William Djuric, the chef and co-owner of the West Village’s new fast-casual restaurant Balkan StrEAT, grew up—on the Upper East Side—with the food of the Balkans. His father, a Serbian artist, cooked goulash at home; in the summers the two of them travelled to Belgrade, and they would eat their way through the region. Later in life, Djuric attended the Institute of Culinary Education and worked at Bouchon Bakery, Gramercy Tavern, and Momofuku Ssäm Bar, all the while dreaming of opening his own ćevapi place. Ćevapi—kebabs served alone or on a bun, with ajvar, a spread of roasted red pepper—are the ultimate Serbian street food. “I knew that eventually, when I did my own thing, hopefully one day, it would be Balkan food,” Djuric told me. “You can get it in Manhattan, but I always thought something was missing—a place that represented the street food, the vibe that I experienced.”
Djuric later married a woman who is half Croatian and half Serbian, but it was the pandemic that spurred him into action. He and Jason Correa—a friend since middle school, and a former director for the Tao Group—decided to go for it: after a year of planning, they opened Balkan StrEAT in January.
“I like to say that this is my fantasy version of what I remember,” Djuric said. The bright, clean space, with dark-red tile and terrazzo counters, fits six tables in the front, next to a painted mural with images of Balkan kitsch; friendly cashiers with Serbo-Croatian accents offer descriptions of unfamiliar menu items to those not in the know. Ćevapi are shaped into four-inch grilled kebabs, made here with beef and salt and a few “secret ingredients,” according to Djuric, served five or ten to a tray, with ajvar, pickled green fefferoni peppers, lightly dressed shredded cabbage, and wedges of bread. There’s the šiš ćevap, a ćevap sandwich on a hoagie-length bun; the pljeskavica, a burger made of the same ćevap meat, on a flat six-inch bun; and burek, baked phyllo pie stuffed with your choice of brined cow’s-milk piknik cheese, spinach and piknik cheese, potato and onion, or lamb and ground beef.
All the meat dishes are accompanied by lepinja, a delicious spongy white bread with a crisp exterior—“a cross between pita and English muffin,” as one customer described it—cooked at seven hundred degrees in the shop’s pizza oven for just a few minutes. The baked goods are made in-house by Milan Milijančević, an artisan recruited from Belgrade and formerly the head baker at Hotel Moskva, famous for its cakes.

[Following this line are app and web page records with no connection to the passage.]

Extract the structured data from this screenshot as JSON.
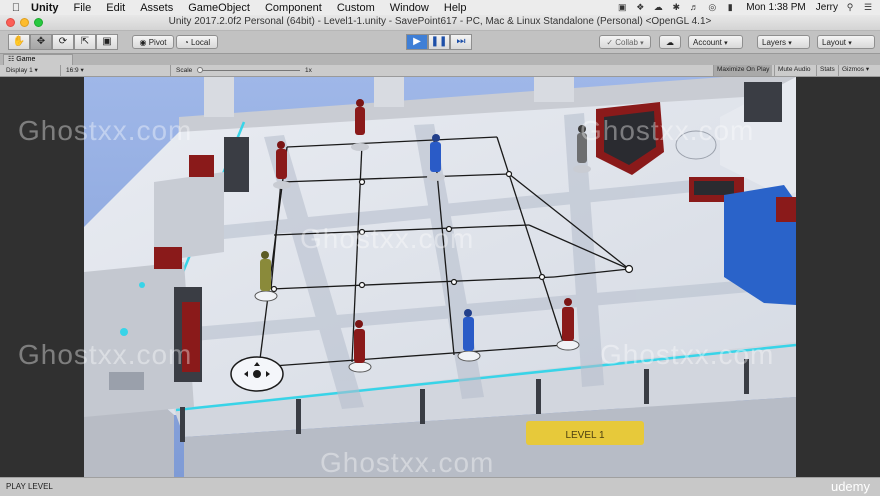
{
  "menubar": {
    "items": [
      "Unity",
      "File",
      "Edit",
      "Assets",
      "GameObject",
      "Component",
      "Custom",
      "Window",
      "Help"
    ],
    "status": {
      "time": "Mon 1:38 PM",
      "user": "Jerry",
      "icons": [
        "dropbox-icon",
        "cloud-icon",
        "bluetooth-icon",
        "volume-icon",
        "wifi-icon",
        "battery-icon",
        "search-icon",
        "list-icon"
      ]
    }
  },
  "window": {
    "title": "Unity 2017.2.0f2 Personal (64bit) - Level1-1.unity - SavePoint617 - PC, Mac & Linux Standalone (Personal) <OpenGL 4.1>"
  },
  "toolbar": {
    "pivot": "Pivot",
    "local": "Local",
    "collab": "Collab",
    "account": "Account",
    "layers": "Layers",
    "layout": "Layout"
  },
  "game_view": {
    "tab": "Game",
    "display": "Display 1",
    "aspect": "16:9",
    "scale_label": "Scale",
    "scale_value": "1x",
    "maximize": "Maximize On Play",
    "mute": "Mute Audio",
    "stats": "Stats",
    "gizmos": "Gizmos"
  },
  "scene": {
    "level_sign": "LEVEL 1",
    "watermarks": [
      "Ghostxx.com",
      "Ghostxx.com",
      "Ghostxx.com",
      "Ghostxx.com",
      "Ghostxx.com",
      "Ghostxx.com",
      "Ghostxx.com"
    ]
  },
  "statusbar": {
    "message": "PLAY LEVEL",
    "brand": "udemy"
  },
  "colors": {
    "play_active": "#3f7fd6",
    "grid_line": "#1a1a1a",
    "accent_cyan": "#38d4e8",
    "enemy_red": "#8a1a1a",
    "friendly_blue": "#2a5bc7"
  }
}
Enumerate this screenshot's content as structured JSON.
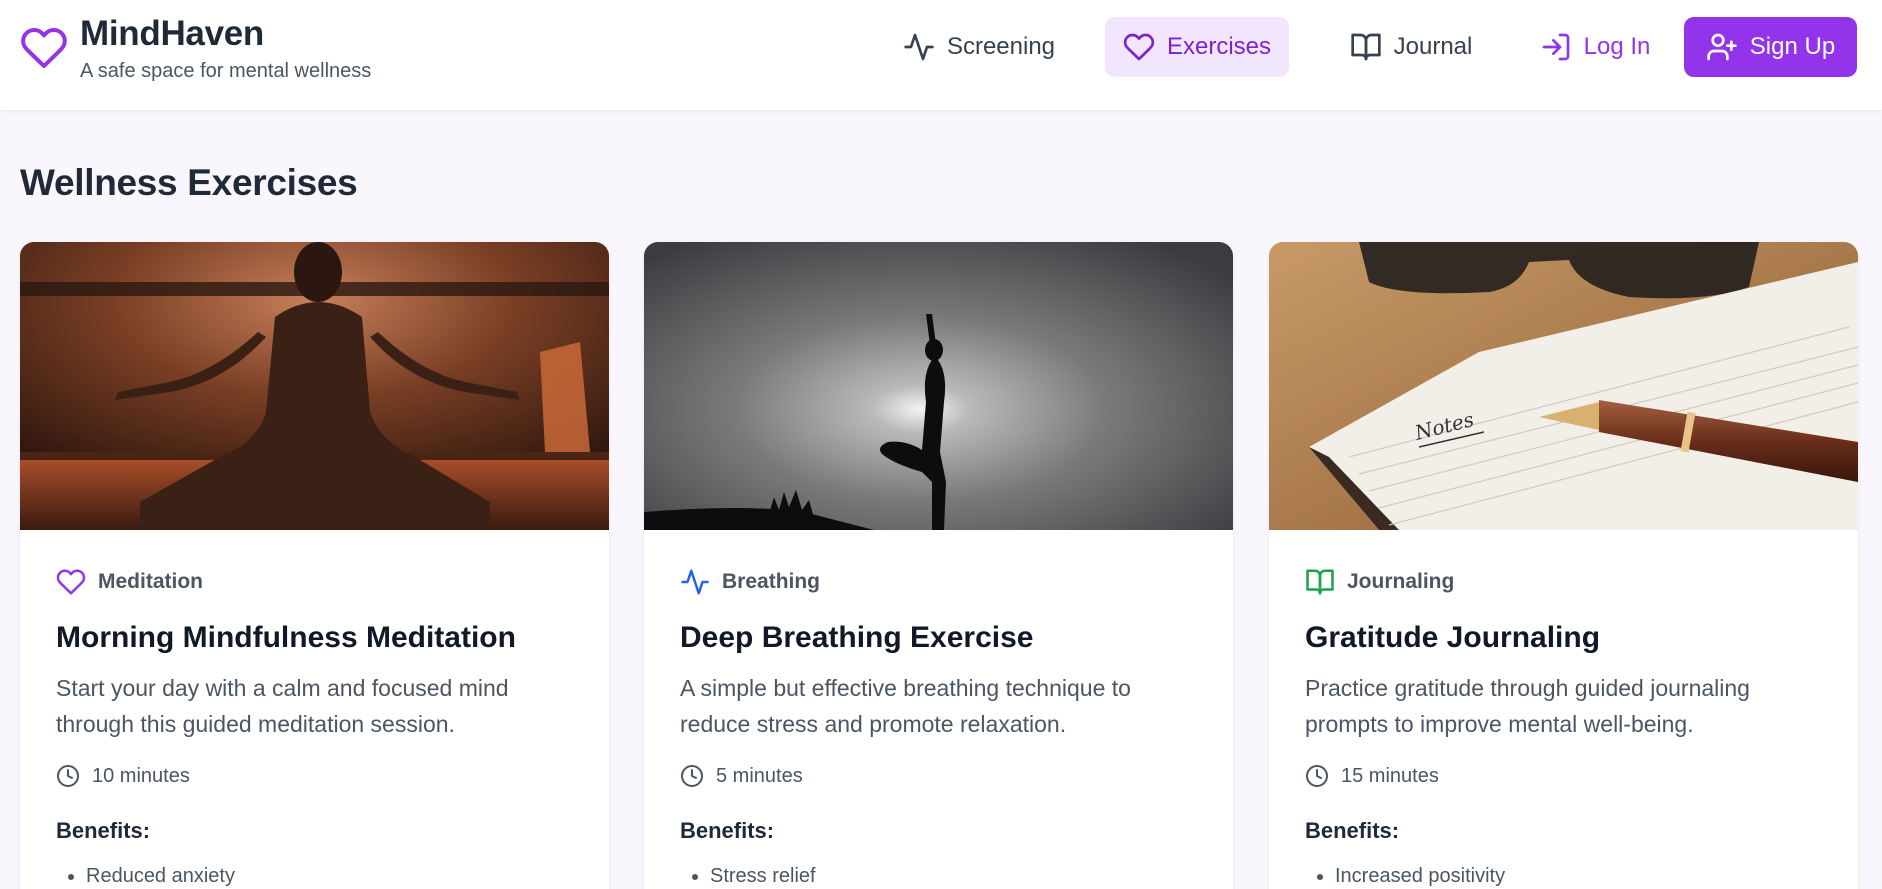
{
  "brand": {
    "title": "MindHaven",
    "subtitle": "A safe space for mental wellness",
    "icon": "heart-icon",
    "color": "#9333ea"
  },
  "nav": {
    "screening": "Screening",
    "exercises": "Exercises",
    "journal": "Journal",
    "login": "Log In",
    "signup": "Sign Up"
  },
  "page": {
    "title": "Wellness Exercises"
  },
  "benefits_heading": "Benefits:",
  "cards": [
    {
      "category": "Meditation",
      "category_icon": "heart-icon",
      "category_color": "#9333ea",
      "title": "Morning Mindfulness Meditation",
      "description": "Start your day with a calm and focused mind through this guided meditation session.",
      "duration": "10 minutes",
      "benefits": [
        "Reduced anxiety"
      ]
    },
    {
      "category": "Breathing",
      "category_icon": "activity-icon",
      "category_color": "#2563eb",
      "title": "Deep Breathing Exercise",
      "description": "A simple but effective breathing technique to reduce stress and promote relaxation.",
      "duration": "5 minutes",
      "benefits": [
        "Stress relief"
      ]
    },
    {
      "category": "Journaling",
      "category_icon": "book-open-icon",
      "category_color": "#16a34a",
      "title": "Gratitude Journaling",
      "description": "Practice gratitude through guided journaling prompts to improve mental well-being.",
      "duration": "15 minutes",
      "benefits": [
        "Increased positivity"
      ],
      "image_text": "Notes"
    }
  ]
}
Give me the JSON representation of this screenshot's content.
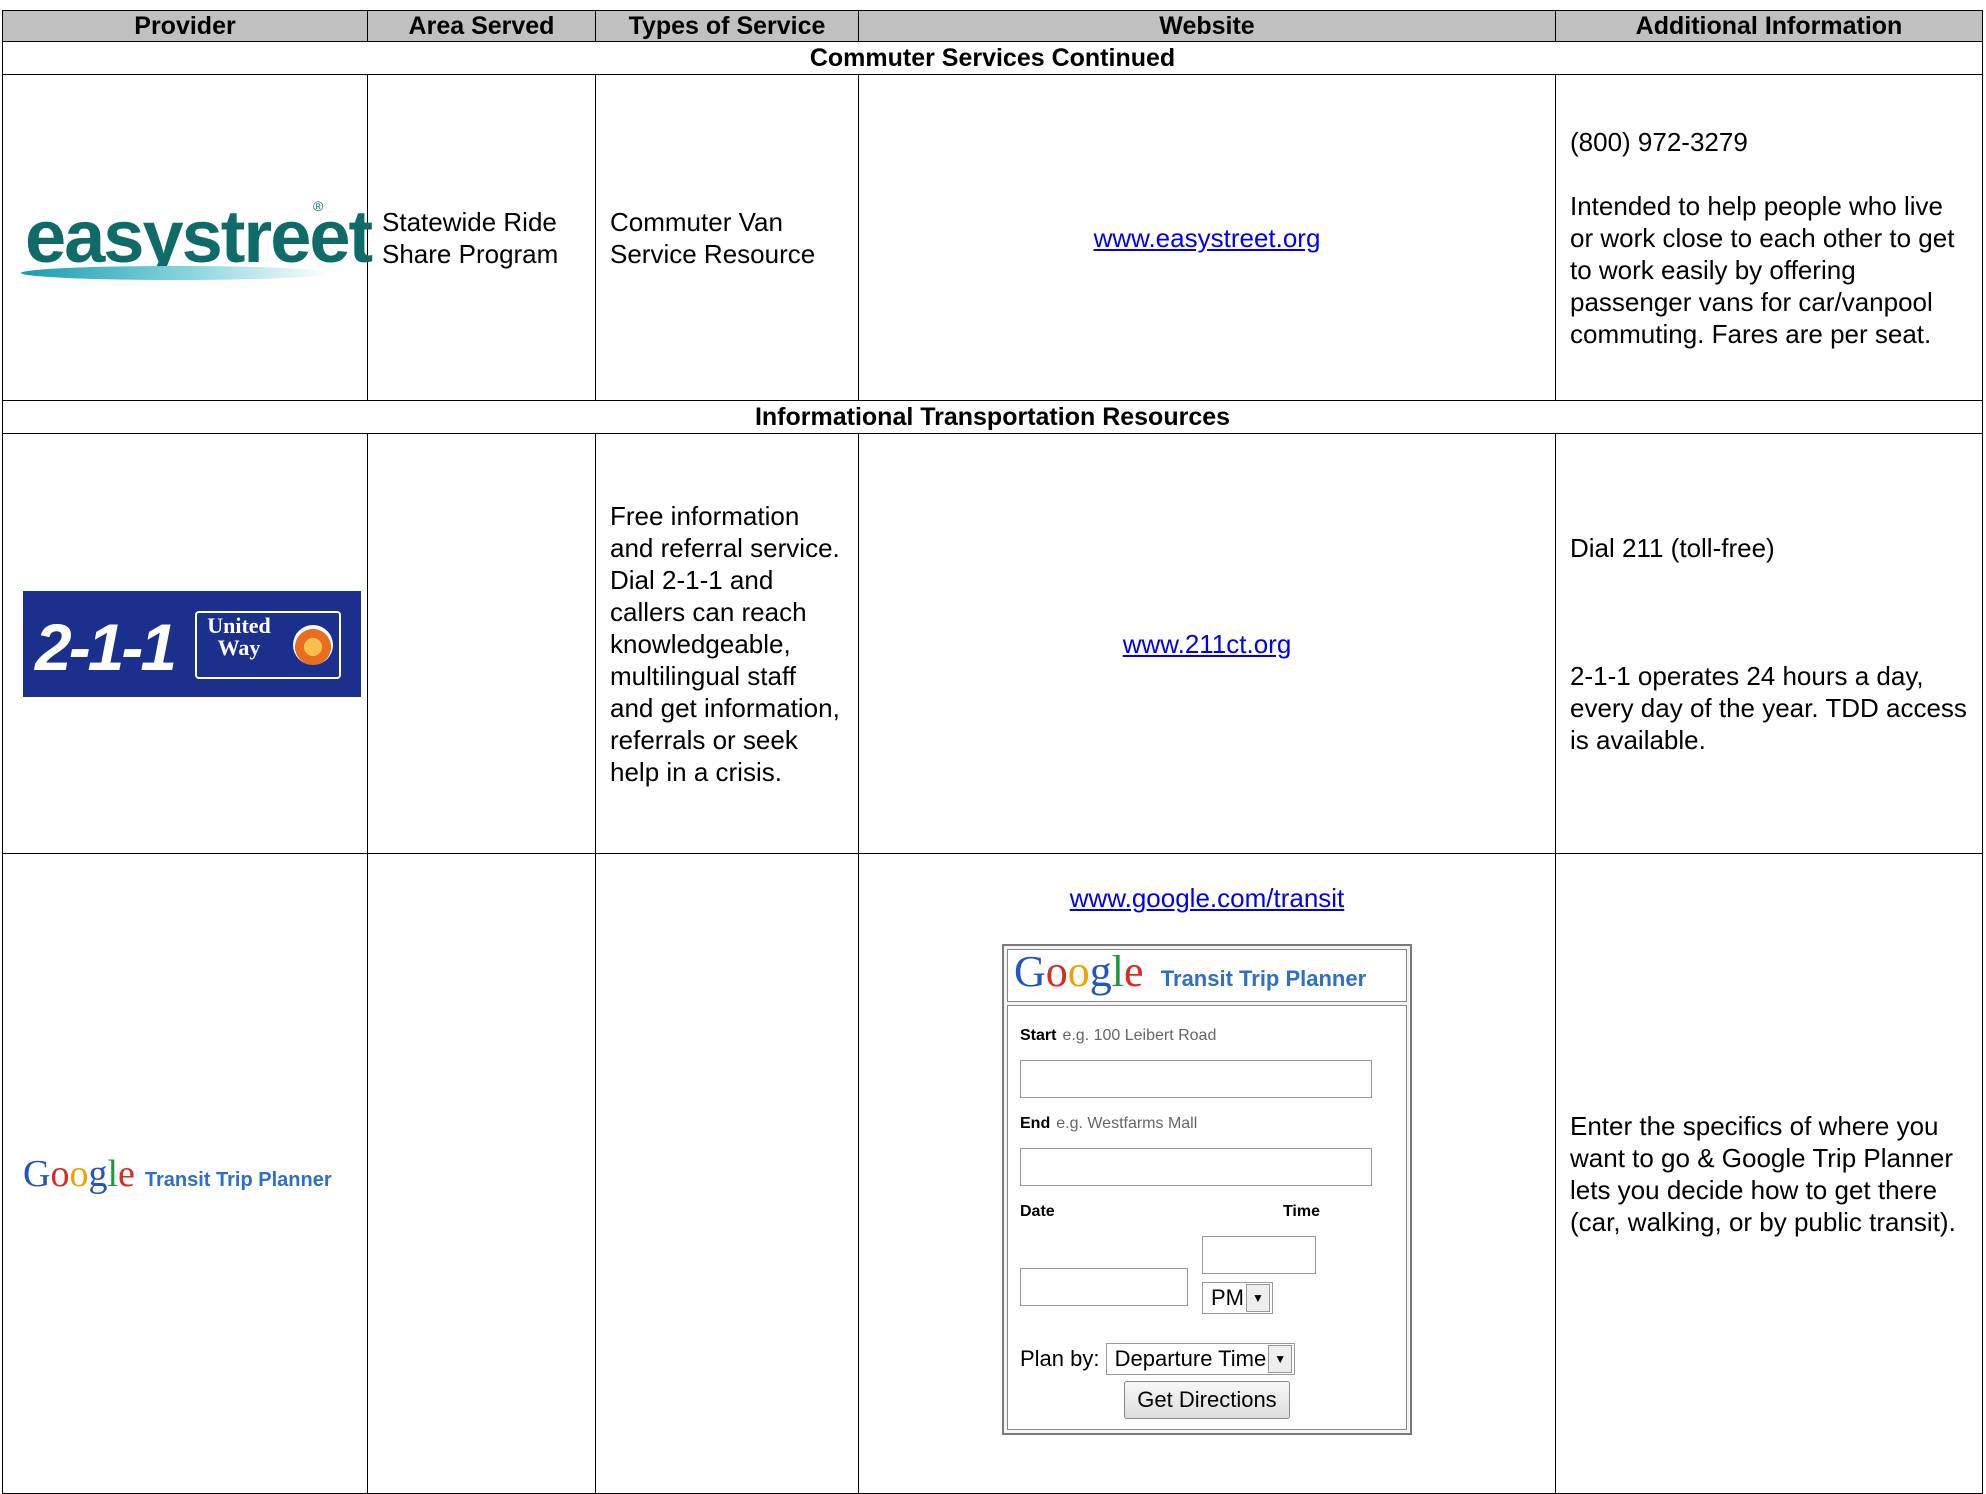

For the irresistible burek, Milijančević hand-stretches phyllo dough and varnishes it with vegetable shortening (as opposed to traditional Serbian pork fat), yielding light, crunchy edges and chewy interior layers. Djuric said that hand-stretching is uncommon: “It’s a very hard thing to do, so even the best restaurants will use phyllo sheets. But you’re never going to get that burek texture, with the doughiness in between and the flakiness on the edge, if you don’t hand-stretch it.” Milijančević makes ideal krofne, too—great puffball doughnuts, in rich flavors including raspberry, with a magenta dusting of crushed and sugared freeze-dried raspberries, and pistachio, filled with a thick, not too sweet custard.
You can also find Balkan cuisine across town at Kafana (116 Avenue C), an atmospheric old-world Serbian tavern in the East Village. There, gruffly kind waiters dole out giant portions of fried spearing, a baitfish; ljuta, spicy pork-and-jalapeño sausage; pork ribs in bean stew; and zeljanica, a dense spinach pie, along with a vast selection of Balkan wines. Djuric and Correa are expanding to that neighborhood, too: in May, they plan to open a second, bigger restaurant, with table service, wine, and Balkan beers. An extended menu will include Balkan StrEAT’s clincher, a warmly spiced goulash—tender hunks of beef brisket in a thick gravy of tomato, red pepper, and sweet paprika, over mashed potatoes—which more than anything tastes like home. (Dishes $5-$16.) ♦